The fifth line, yin, explains that one must take risks to become successful. The example is when shooting a pheasant, one's arrow is lost. Still, the higher goal will be reached.
The sixth line, yang, warns against losing one's equilibrium while traveling. The example is that the traveler laughs and then cries upon seeing a bird set fire to its nest. Expect the unexpected and don't be thrown off guard.
Hexagram Fifty-six Commentary
This hexagram discusses travel, and the best attitudes a traveler can take while on the road. The introduction begins with advice while visiting places where one is a stranger: "maintain humility, integrity, and an open heart." It also warns not to judge the local people.
The first line, yin, is of a hostile traveler who offends the people they meets. This just makes it worse for the traveler.
The second line, yin, is of a traveler who checks into an inn. This person is self-sufficient and courteous. Everyone respects a person like this.
The third line, yang, describes the hostile traveler who disrespects the hosts, losing everyone's respect. The metaphor is of setting the inn on fire, injuring him/herself and others.
The fourth line, yang, reminds the traveler to remain in the present moment, and to feel at home wherever their travels take them. However, it is a difficult task, and the metaphor is of "the traveler who brings along their means of livelihood, but still feels dissatisfaction of heart." Travel is not as easy as it looks, and it is common to feel homesick. People naturally feel better at home, or in places that feel like home. This line reminds the traveler it is possible to feel at home anywhere.
The fifth line, yin, promotes the idea of travel when necessary, even though it involves risk. The metaphor is that when shooting at a pheasant, the arrow may get lost. That's okay, because risks involved in travel may be necessary to reach a higher goal.
The sixth line, yang, warns the traveler to keep their equilibrium while on the road. The example is of an unexpected tragedy, where "the traveler laughs then cries upon seeing a bird set fire to its nest." The subtext is to expect the unexpected and try to remain undisturbed.
To the reader: Most of the hexagrams have at least one line that predicts bad results, but that does NOT mean you are fated to that result. The hexagrams illustrate different attitudes, so study the actions and reactions to learn the attitudes that will lead to better outcomes.
The I Ching teaches you to flow with changes and create positive change from the inside through conscious living. Your future is in your hands. Consult the I Ching for ideas that lead to clear thinking and positive mental attitude. Reading the I Ching helps you take the time to reflect on your attitudes and ideas. Continue asking until you feel positive about your course.
To ask again - concentrate on your question then click the picture of the Wandering Sage (or click here).

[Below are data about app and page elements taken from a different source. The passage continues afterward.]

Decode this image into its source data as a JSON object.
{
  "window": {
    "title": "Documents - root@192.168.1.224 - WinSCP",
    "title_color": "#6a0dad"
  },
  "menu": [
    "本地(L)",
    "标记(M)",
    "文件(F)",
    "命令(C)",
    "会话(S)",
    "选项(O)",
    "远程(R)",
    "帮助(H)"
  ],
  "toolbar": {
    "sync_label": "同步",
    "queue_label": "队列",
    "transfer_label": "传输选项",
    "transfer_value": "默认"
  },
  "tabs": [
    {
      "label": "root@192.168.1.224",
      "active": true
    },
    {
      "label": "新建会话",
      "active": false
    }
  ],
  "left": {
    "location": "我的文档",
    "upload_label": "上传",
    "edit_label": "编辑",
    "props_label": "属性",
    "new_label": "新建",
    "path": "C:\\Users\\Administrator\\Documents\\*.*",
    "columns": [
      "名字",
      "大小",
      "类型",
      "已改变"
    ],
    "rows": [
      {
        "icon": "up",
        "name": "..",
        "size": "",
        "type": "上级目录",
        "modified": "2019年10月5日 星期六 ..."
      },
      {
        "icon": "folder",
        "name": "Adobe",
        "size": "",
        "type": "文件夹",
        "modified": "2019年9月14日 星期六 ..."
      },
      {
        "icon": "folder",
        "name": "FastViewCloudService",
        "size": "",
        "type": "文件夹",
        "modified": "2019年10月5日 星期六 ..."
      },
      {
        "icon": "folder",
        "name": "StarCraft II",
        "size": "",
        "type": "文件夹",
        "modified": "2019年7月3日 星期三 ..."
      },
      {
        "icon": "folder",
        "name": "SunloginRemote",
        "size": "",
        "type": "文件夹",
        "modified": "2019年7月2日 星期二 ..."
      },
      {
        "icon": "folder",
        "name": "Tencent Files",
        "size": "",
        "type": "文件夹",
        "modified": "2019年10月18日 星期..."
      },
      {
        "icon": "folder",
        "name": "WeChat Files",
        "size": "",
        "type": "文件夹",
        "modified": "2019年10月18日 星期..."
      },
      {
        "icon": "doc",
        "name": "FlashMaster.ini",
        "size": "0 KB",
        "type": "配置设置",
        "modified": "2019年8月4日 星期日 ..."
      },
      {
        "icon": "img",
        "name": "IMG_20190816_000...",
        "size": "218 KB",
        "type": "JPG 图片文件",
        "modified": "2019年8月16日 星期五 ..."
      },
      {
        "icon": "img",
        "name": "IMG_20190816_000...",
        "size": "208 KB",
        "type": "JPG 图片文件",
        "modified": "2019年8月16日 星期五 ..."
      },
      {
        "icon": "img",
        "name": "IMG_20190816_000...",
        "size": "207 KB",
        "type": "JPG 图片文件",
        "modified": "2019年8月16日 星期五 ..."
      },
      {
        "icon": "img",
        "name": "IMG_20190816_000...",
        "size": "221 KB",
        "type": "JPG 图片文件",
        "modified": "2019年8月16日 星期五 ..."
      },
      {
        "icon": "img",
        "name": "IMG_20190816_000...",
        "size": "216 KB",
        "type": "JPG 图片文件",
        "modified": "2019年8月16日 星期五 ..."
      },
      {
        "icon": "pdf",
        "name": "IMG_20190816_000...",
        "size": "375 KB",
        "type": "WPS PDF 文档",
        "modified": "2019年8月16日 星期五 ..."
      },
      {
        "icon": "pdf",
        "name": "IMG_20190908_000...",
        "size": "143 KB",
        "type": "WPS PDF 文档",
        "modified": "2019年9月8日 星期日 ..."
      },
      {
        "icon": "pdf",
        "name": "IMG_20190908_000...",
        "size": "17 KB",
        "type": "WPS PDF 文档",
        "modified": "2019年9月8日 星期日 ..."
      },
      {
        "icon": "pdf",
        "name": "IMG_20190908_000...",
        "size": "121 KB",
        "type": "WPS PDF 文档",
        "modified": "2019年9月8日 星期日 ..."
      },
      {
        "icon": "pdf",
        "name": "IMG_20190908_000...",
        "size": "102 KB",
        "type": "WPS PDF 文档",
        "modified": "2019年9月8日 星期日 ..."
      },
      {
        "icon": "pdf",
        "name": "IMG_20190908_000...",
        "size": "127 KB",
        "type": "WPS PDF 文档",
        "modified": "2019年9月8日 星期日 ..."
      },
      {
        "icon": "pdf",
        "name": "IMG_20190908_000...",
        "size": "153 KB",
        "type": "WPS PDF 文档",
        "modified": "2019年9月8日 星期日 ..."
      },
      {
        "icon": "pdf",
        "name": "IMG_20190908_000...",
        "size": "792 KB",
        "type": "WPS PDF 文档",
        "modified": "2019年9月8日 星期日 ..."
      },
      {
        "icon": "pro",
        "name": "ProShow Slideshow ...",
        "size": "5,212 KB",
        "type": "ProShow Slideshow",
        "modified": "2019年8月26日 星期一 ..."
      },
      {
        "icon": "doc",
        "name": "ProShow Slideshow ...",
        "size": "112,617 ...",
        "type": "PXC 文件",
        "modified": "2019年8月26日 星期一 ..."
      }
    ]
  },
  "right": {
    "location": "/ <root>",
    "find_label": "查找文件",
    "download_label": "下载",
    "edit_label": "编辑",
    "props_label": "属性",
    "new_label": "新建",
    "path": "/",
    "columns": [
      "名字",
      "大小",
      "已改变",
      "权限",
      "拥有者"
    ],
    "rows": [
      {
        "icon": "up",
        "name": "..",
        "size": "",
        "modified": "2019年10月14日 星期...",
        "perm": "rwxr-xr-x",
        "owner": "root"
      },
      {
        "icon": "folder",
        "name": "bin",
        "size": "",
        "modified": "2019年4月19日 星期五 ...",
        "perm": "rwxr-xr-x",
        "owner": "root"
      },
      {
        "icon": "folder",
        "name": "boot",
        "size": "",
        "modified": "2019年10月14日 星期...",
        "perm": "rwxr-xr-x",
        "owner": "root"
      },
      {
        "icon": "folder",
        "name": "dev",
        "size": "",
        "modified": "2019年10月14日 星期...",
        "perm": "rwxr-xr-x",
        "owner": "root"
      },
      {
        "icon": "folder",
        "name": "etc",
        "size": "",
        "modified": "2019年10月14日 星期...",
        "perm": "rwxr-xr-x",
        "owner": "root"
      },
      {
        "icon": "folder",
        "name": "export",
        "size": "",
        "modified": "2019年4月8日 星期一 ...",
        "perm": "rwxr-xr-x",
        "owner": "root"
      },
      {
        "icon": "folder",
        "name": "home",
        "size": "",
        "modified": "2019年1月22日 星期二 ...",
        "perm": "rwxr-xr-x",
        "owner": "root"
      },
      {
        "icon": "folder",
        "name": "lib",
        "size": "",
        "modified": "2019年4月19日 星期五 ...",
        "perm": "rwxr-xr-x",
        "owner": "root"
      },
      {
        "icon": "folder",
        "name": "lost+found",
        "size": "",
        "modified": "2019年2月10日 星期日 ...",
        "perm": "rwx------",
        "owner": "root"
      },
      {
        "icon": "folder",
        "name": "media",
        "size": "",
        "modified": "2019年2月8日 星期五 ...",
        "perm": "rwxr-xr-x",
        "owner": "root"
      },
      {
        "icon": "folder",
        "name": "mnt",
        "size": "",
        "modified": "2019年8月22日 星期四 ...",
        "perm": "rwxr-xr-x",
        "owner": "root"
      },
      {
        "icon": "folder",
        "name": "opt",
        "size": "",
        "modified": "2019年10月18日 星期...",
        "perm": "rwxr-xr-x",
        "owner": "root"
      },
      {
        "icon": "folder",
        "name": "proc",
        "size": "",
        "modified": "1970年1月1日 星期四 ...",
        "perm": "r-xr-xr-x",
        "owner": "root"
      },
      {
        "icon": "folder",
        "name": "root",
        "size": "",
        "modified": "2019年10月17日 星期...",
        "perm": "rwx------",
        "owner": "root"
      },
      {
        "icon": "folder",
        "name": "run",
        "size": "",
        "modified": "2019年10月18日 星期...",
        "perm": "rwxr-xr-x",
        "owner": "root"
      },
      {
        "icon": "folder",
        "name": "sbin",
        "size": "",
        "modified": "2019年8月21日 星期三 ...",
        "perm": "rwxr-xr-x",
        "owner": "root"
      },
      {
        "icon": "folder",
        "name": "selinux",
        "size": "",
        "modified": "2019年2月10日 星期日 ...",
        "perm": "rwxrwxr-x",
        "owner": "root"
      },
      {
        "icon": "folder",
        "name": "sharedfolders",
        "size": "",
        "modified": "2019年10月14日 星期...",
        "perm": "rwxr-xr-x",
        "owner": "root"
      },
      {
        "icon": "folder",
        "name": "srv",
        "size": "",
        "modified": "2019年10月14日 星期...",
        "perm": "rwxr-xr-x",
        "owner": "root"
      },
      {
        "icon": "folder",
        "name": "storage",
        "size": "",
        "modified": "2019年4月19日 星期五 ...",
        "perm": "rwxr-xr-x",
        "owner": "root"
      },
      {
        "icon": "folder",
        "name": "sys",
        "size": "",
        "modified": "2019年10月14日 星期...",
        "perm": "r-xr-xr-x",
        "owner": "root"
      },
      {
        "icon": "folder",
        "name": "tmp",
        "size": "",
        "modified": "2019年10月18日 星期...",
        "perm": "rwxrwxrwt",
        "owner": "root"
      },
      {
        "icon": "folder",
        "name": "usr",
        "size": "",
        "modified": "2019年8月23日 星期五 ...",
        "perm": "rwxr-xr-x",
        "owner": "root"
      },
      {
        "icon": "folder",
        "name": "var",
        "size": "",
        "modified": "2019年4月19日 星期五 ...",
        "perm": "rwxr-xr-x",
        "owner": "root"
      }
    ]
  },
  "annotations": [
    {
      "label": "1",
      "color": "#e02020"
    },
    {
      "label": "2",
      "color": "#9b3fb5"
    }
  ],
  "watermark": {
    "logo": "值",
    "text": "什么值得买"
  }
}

A note about this interpretation of the I Ching: Nori Muster wrote this version of the iChing in 1994 and put it online at Surrealist.org in 2000. It is also available as an e-book. Click here to see Learning to Flow with the Dao at Amazon.com..